• PROBLEM TO WORK ON
Your task is to copy every line below that contains the word "icon".

───── SUPPLIED MATERIAL ─────

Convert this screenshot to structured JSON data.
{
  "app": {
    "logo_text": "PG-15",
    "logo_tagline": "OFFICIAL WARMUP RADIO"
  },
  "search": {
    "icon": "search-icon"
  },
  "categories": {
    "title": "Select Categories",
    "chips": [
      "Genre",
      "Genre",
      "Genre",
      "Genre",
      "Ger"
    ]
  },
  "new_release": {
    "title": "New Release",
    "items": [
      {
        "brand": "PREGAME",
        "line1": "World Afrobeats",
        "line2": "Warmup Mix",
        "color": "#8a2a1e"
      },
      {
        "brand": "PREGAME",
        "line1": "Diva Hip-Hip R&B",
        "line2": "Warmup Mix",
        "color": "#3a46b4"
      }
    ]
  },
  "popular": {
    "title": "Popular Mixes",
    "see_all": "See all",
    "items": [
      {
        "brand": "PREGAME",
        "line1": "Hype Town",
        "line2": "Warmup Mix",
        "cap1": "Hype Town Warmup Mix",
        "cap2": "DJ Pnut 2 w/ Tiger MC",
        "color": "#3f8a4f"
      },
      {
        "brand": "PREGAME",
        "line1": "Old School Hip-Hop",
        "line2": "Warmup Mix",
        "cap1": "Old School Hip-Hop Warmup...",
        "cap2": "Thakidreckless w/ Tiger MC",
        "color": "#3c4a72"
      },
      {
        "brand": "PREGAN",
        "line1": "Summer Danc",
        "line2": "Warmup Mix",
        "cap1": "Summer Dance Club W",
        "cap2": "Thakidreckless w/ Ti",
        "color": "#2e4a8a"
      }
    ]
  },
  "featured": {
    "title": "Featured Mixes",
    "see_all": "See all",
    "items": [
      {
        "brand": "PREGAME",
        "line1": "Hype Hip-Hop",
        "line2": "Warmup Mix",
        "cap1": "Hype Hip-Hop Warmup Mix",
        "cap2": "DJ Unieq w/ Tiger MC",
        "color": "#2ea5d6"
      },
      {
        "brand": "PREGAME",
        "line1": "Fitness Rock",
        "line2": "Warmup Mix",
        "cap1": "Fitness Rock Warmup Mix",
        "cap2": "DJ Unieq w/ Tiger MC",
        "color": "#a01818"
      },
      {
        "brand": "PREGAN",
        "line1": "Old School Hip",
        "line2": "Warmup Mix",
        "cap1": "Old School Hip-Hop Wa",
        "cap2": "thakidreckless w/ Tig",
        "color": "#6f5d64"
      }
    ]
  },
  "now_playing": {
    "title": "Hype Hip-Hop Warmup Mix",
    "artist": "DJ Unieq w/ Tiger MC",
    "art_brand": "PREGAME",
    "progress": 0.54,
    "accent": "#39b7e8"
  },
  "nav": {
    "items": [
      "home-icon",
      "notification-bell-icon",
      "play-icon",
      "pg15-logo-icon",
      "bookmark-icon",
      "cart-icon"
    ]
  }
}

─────

• THE ANSWER
    "icon": "search-icon"
      "home-icon",
      "notification-bell-icon",
      "play-icon",
      "pg15-logo-icon",
      "bookmark-icon",
      "cart-icon"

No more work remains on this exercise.